Work instructions =
Every line that contains "username" must be located and copied from the data.
══ Provided material ══
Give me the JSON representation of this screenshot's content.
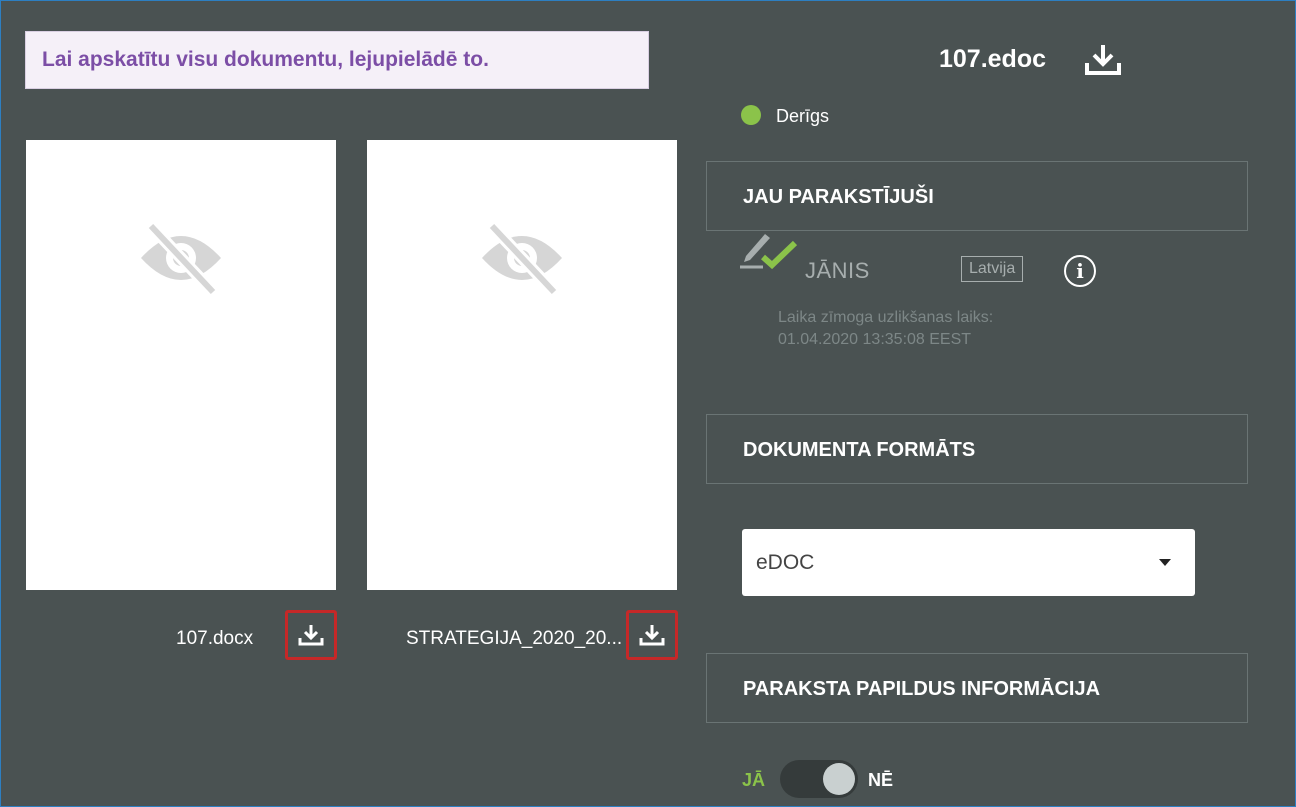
{
  "notice": {
    "text": "Lai apskatītu visu dokumentu, lejupielādē to."
  },
  "documents": [
    {
      "name": "107.docx",
      "preview": "hidden-preview"
    },
    {
      "name": "STRATEGIJA_2020_20...",
      "preview": "hidden-preview"
    }
  ],
  "container": {
    "title": "107.edoc",
    "icon": "download-icon"
  },
  "status": {
    "text": "Derīgs",
    "color": "#8bc34a"
  },
  "signed": {
    "heading": "JAU PARAKSTĪJUŠI",
    "signer": {
      "name": "JĀNIS",
      "country": "Latvija",
      "timestamp_label": "Laika zīmoga uzlikšanas laiks:",
      "timestamp": "01.04.2020 13:35:08 EEST"
    }
  },
  "format": {
    "heading": "DOKUMENTA FORMĀTS",
    "selected": "eDOC"
  },
  "additional_info": {
    "heading": "PARAKSTA PAPILDUS INFORMĀCIJA",
    "toggle_yes": "JĀ",
    "toggle_no": "NĒ",
    "toggle_state": "NĒ"
  },
  "colors": {
    "panel": "#4a5252",
    "accent_green": "#8bc34a",
    "notice_text": "#7c4ea6",
    "highlight_red": "#c62828"
  }
}
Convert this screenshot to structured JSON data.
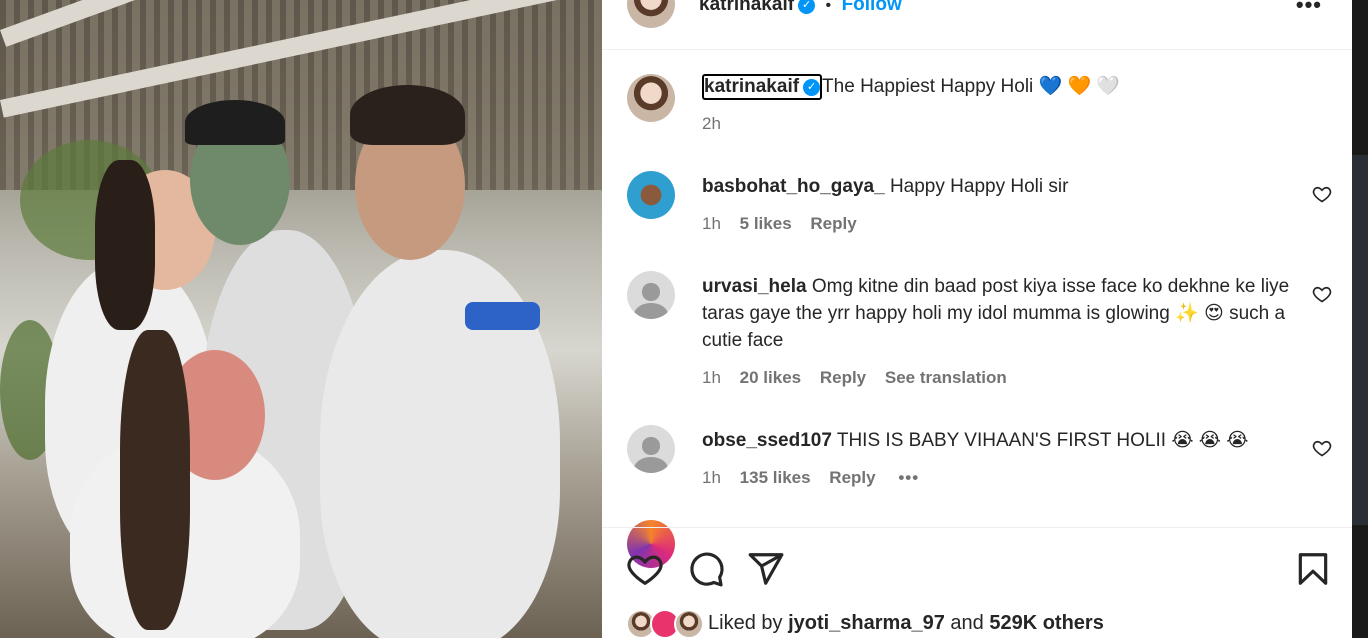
{
  "header": {
    "username": "katrinakaif",
    "separator": "•",
    "follow_label": "Follow",
    "more_label": "•••"
  },
  "caption": {
    "username": "katrinakaif",
    "text": "The Happiest Happy Holi 💙 🧡 🤍",
    "time": "2h"
  },
  "comments": [
    {
      "username": "basbohat_ho_gaya_",
      "text": "Happy Happy Holi sir",
      "time": "1h",
      "likes": "5 likes",
      "reply": "Reply"
    },
    {
      "username": "urvasi_hela",
      "text": "Omg kitne din baad post kiya isse face ko dekhne ke liye taras gaye the yrr happy holi my idol mumma is glowing ✨ 😍 such a cutie face",
      "time": "1h",
      "likes": "20 likes",
      "reply": "Reply",
      "translate": "See translation"
    },
    {
      "username": "obse_ssed107",
      "text": "THIS IS BABY VIHAAN'S FIRST HOLII 😭 😭 😭",
      "time": "1h",
      "likes": "135 likes",
      "reply": "Reply",
      "more": "•••"
    }
  ],
  "likes": {
    "prefix": "Liked by",
    "user": "jyoti_sharma_97",
    "and": "and",
    "others": "529K others"
  },
  "icons": [
    "verified-badge-icon",
    "more-icon",
    "heart-icon",
    "comment-icon",
    "share-icon",
    "bookmark-icon"
  ],
  "colors": {
    "link": "#0095f6",
    "muted": "#737373",
    "text": "#262626"
  }
}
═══
Output for this task =
    "username": "katrinakaif",
    "username": "katrinakaif",
      "username": "basbohat_ho_gaya_",
      "username": "urvasi_hela",
      "username": "obse_ssed107",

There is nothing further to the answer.